|US20130042122 *||Oct 1, 2012||Feb 14, 2013||Google Inc.||Providing a user with feedback regarding power consumption in battery-operated electronic devices|
|U.S. Classification||702/60, 345/35|
|Sep 14, 1990||AS||Assignment|
Owner name: ENERGY AUDITY CORPORATION, WISCONSIN
Free format text: ASSIGNMENT OF ASSIGNORS INTEREST.;ASSIGNORS:CHAMBERLAIN, EDWARD N.;GROSSMEYER, MARK;REEL/FRAME:005451/0868
Effective date: 19900913
|Sep 27, 1993||AS||Assignment|
Owner name: CHAMBERLAIN & GROSSNMEYER, INC., WISCONSIN

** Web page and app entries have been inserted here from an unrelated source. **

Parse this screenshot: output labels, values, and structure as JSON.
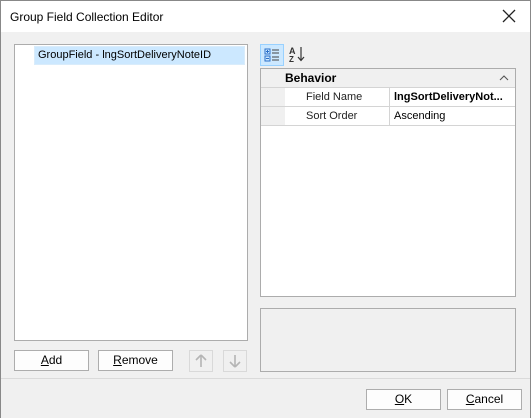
{
  "window": {
    "title": "Group Field Collection Editor",
    "close_icon": "close-icon"
  },
  "members": {
    "items": [
      {
        "label": "GroupField - lngSortDeliveryNoteID",
        "selected": true
      }
    ]
  },
  "member_buttons": {
    "add_label": "Add",
    "add_mnemonic": "A",
    "add_rest": "dd",
    "remove_label": "Remove",
    "remove_mnemonic": "R",
    "remove_rest": "emove",
    "move_up_icon": "arrow-up-icon",
    "move_down_icon": "arrow-down-icon"
  },
  "property_toolbar": {
    "categorized_icon": "categorized-icon",
    "alphabetical_icon": "alphabetical-sort-icon"
  },
  "property_grid": {
    "category": "Behavior",
    "rows": [
      {
        "name": "Field Name",
        "value": "lngSortDeliveryNot...",
        "bold": true
      },
      {
        "name": "Sort Order",
        "value": "Ascending",
        "bold": false
      }
    ]
  },
  "footer": {
    "ok_label": "OK",
    "ok_mnemonic": "O",
    "ok_rest": "K",
    "cancel_label": "Cancel",
    "cancel_mnemonic": "C",
    "cancel_rest": "ancel"
  },
  "colors": {
    "selection": "#cce8ff",
    "accent_blue": "#2b6fc9"
  }
}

Free format text: ASSIGNMENT OF ASSIGNORS INTEREST;ASSIGNOR:ENERGY AUDIT CORPORATION;REEL/FRAME:006724/0288
Effective date: 19930729
Owner name: ENERGY AUDIT CORPORATION, WISCONSIN
Free format text: ASSIGNMENT OF ASSIGNORS INTEREST;ASSIGNORS:CHAMBERLAIN, EDWARD N.;GROSSMEYER, MARK;REEL/FRAME:006724/0291
Effective date: 19900913
|Sep 23, 1997||REMI||Maintenance fee reminder mailed|
|Apr 28, 1998||FP||Expired due to failure to pay maintenance fee|
Effective date: 19980218
|Mar 22, 1999||FPAY||Fee payment|
Year of fee payment: 4
|Mar 22, 1999||SULP||Surcharge for late payment|
|Jul 13, 1999||PRDP||Patent reinstated due to the acceptance of a late maintenance fee|
Effective date: 19990604
|Jul 31, 2001||FPAY||Fee payment|
Year of fee payment: 8
|Aug 31, 2005||REMI||Maintenance fee reminder mailed|
|Feb 15, 2006||LAPS||Lapse for failure to pay maintenance fees|
|Apr 11, 2006||FP||Expired due to failure to pay maintenance fee|
Effective date: 20060215